Farmington — The Navajo Nation Council will head into session Tuesday to decide the fate of the tribe's proposed fiscal year 2014 budget.

The proposed budget is about $571.6 million and includes $174.2 million in tribal revenues and $397.3 million in federal, state and private funding, as recommended by the Budget and Finance Committee.

The budget is divided among three branches based on recommendations from Navajo Nation President Ben Shelly, Speaker Johnny Naize and Chief Justice Herb Yazzie to fund the divisions, departments, programs and services under their supervision.

It is recommended that the Executive Branch receive $516.8 million, the Legislative Branch $15.6 million and the Judicial Branch $14.9 million.

Tribal law mandates that the council have an annual operating budget in place 20 days before the end of the current budget year, which ends Sept. 30.

"It's on schedule as far as meeting the deadline," Budget and Finance Committee chairman LoRenzo Bates said.

The legislation containing the budget was recommended by the Budget and Finance Committee Aug. 19 and was posted on the council's website for five days to allow public comments.

That process was completed Aug. 25 and since then it has received "do pass" recommendations from the Budget and Finance and the Naabik'íyáti committees while on its way to the council.

The council has the authority to amend it, approve it as is, not approve it, or table it and return it to the Budget and Finance Committee for further changes.

If the council approves it, the budget goes to Shelly for review. He has ten days to sign it, veto it or use his line-item veto authority.

According to tribal law, line-item vetoes are not subject to override by the council.

Throughout the budget hearings, which were held in mid-August, Bates said the standing committee members asked more questions about how to fund the tribe's divisions and departments because money is getting "tighter and tighter" and the tribe is attempting to spend money more effectively and efficiently.

But the challenge has not been easy.

Erny Zah, Shelly's spokesman, said the tribe may have to eliminate 92 positions.

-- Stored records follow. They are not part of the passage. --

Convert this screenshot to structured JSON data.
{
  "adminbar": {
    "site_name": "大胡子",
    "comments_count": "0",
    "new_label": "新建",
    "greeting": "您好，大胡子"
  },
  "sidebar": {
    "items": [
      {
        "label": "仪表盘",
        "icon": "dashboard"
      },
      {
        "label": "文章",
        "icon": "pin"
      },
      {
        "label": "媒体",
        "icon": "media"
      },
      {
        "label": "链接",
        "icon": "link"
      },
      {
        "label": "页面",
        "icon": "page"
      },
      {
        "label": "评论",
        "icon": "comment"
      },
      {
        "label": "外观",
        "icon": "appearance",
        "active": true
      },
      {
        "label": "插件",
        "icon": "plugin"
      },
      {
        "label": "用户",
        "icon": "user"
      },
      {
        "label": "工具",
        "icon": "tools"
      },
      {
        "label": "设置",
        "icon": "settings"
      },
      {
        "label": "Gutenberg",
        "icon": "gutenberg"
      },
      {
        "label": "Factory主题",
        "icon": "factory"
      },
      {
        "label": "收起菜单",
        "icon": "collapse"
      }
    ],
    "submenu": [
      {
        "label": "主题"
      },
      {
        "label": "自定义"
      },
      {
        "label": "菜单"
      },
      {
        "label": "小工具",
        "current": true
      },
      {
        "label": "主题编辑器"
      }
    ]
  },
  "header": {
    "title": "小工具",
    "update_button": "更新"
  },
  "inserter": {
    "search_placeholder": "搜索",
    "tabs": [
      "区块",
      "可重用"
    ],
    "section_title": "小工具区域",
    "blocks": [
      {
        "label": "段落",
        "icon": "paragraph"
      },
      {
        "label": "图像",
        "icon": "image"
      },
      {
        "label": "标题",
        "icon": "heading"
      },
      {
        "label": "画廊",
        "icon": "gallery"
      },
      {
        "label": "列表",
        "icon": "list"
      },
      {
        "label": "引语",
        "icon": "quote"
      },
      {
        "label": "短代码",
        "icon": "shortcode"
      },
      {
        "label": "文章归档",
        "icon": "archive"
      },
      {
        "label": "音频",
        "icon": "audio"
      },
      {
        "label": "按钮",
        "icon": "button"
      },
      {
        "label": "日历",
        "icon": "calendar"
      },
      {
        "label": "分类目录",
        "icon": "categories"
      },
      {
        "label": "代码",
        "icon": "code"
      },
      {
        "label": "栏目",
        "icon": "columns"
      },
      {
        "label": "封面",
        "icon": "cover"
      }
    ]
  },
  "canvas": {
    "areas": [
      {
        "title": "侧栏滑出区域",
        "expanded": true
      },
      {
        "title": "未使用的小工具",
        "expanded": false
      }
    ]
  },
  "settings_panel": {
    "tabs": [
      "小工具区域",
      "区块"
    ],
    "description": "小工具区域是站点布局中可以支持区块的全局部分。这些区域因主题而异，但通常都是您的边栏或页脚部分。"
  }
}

When the Budget and Finance Committee was drafting the legislation Aug. 19, they recommended an allocation of $2.9 million from the personnel lapse fund for the Navajo Area Agency on Aging, which is under orders by the executive branch to reinstate 40-hour work weeks.

This allocation was made after the Health, Education and Human Services Committee, which oversees the Division of Health, made a similar recommendation during its budget hearing.

The personnel lapse fund is designated to pay step increases or merit bonuses for tribal employees.

Rosalyn Curtis, director for the Agency on Aging, said senior citizen center supervisors work 72 hours while cooks and drivers work 64 hours per pay period.

This reduction in hours has caused a decrease in services at centers across the reservation, she said.

"We're not only a meal program," Curtis said, adding that the centers offer activities such as health education and exercise to the elderly.

Bates, who represents Nenahnezad, Newcomb, San Juan, T'iistoh Sikaad, Tsé Daa K'aan and Upper Fruitland chapters, highlighted two initiatives included in the proposed budget.

The first would provide $3 million for the decentralization project, which is being spearheaded by the Division of Community Development. It focuses on providing more services locally by moving the Local Governance Support Centers into Administrative Services Areas.

The second would use a percentage of the set aside for the Permanent Trust Fund to pay debt service for capital improvement and infrastructure development projects.

The council created the Permanent Trust Fund in 1985 and it has grown to about $1.3 billion.

Tribal law mandates that 12 percent of annual tribal revenues go into the fund. For fiscal year 2014, the set aside is projected at $28.2 million.

The council cannot dip into the principle of the Permanent Trust Fund without developing a five-year plan and Navajo voters must approve spending from the fund in a referendum.

Noel Lyn Smith covers the Navajo Nation for The Daily Times. She can be reached at 505-564-4636. Follow her @nsmithdt on Twitter.